**YOUR GOAL**
Every line of the data is to be output verbatim.

::::

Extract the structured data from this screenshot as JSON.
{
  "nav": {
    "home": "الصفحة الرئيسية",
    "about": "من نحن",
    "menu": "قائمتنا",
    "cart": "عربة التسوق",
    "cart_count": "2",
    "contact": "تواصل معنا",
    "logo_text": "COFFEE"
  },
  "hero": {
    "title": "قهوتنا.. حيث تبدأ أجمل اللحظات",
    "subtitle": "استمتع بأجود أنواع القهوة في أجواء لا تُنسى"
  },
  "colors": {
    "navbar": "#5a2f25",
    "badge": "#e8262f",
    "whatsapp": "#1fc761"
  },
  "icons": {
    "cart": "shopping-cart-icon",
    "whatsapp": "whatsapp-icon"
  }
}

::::

**SOLUTION TO THIS EXERCISE**
Extract the structured data from this screenshot as JSON.
{
  "nav": {
    "home": "الصفحة الرئيسية",
    "about": "من نحن",
    "menu": "قائمتنا",
    "cart": "عربة التسوق",
    "cart_count": "2",
    "contact": "تواصل معنا",
    "logo_text": "COFFEE"
  },
  "hero": {
    "title": "قهوتنا.. حيث تبدأ أجمل اللحظات",
    "subtitle": "استمتع بأجود أنواع القهوة في أجواء لا تُنسى"
  },
  "colors": {
    "navbar": "#5a2f25",
    "badge": "#e8262f",
    "whatsapp": "#1fc761"
  },
  "icons": {
    "cart": "shopping-cart-icon",
    "whatsapp": "whatsapp-icon"
  }
}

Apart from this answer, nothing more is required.